**Website and app data records**

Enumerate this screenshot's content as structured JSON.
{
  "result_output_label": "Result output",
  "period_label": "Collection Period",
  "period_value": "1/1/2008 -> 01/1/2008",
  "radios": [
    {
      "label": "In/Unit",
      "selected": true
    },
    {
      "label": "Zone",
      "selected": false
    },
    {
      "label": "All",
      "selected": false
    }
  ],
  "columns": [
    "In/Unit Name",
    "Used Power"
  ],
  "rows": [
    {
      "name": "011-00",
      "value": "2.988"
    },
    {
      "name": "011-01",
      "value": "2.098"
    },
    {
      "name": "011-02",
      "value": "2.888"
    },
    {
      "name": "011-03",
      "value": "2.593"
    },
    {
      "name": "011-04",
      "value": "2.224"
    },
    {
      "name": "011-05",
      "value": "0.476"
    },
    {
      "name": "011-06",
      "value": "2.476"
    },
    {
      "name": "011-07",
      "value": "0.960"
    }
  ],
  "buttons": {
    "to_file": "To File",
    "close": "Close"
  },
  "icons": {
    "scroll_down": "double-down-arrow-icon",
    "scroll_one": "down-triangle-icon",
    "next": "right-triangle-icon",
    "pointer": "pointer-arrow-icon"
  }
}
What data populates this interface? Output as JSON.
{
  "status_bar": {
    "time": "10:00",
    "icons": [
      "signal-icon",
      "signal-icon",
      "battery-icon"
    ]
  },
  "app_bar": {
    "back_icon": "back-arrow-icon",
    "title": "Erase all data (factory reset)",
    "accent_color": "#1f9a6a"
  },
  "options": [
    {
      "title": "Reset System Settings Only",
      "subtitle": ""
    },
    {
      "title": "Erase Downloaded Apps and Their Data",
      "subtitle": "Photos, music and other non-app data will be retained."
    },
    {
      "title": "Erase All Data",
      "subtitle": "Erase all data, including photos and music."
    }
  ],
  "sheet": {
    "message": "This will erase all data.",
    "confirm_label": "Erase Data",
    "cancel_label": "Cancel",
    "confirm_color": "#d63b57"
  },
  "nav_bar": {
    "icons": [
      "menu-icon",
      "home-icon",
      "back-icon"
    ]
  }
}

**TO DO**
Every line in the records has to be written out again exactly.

**WRITTEN REPLY**
Enumerate this screenshot's content as structured JSON.
{
  "result_output_label": "Result output",
  "period_label": "Collection Period",
  "period_value": "1/1/2008 -> 01/1/2008",
  "radios": [
    {
      "label": "In/Unit",
      "selected": true
    },
    {
      "label": "Zone",
      "selected": false
    },
    {
      "label": "All",
      "selected": false
    }
  ],
  "columns": [
    "In/Unit Name",
    "Used Power"
  ],
  "rows": [
    {
      "name": "011-00",
      "value": "2.988"
    },
    {
      "name": "011-01",
      "value": "2.098"
    },
    {
      "name": "011-02",
      "value": "2.888"
    },
    {
      "name": "011-03",
      "value": "2.593"
    },
    {
      "name": "011-04",
      "value": "2.224"
    },
    {
      "name": "011-05",
      "value": "0.476"
    },
    {
      "name": "011-06",
      "value": "2.476"
    },
    {
      "name": "011-07",
      "value": "0.960"
    }
  ],
  "buttons": {
    "to_file": "To File",
    "close": "Close"
  },
  "icons": {
    "scroll_down": "double-down-arrow-icon",
    "scroll_one": "down-triangle-icon",
    "next": "right-triangle-icon",
    "pointer": "pointer-arrow-icon"
  }
}
What data populates this interface? Output as JSON.
{
  "status_bar": {
    "time": "10:00",
    "icons": [
      "signal-icon",
      "signal-icon",
      "battery-icon"
    ]
  },
  "app_bar": {
    "back_icon": "back-arrow-icon",
    "title": "Erase all data (factory reset)",
    "accent_color": "#1f9a6a"
  },
  "options": [
    {
      "title": "Reset System Settings Only",
      "subtitle": ""
    },
    {
      "title": "Erase Downloaded Apps and Their Data",
      "subtitle": "Photos, music and other non-app data will be retained."
    },
    {
      "title": "Erase All Data",
      "subtitle": "Erase all data, including photos and music."
    }
  ],
  "sheet": {
    "message": "This will erase all data.",
    "confirm_label": "Erase Data",
    "cancel_label": "Cancel",
    "confirm_color": "#d63b57"
  },
  "nav_bar": {
    "icons": [
      "menu-icon",
      "home-icon",
      "back-icon"
    ]
  }
}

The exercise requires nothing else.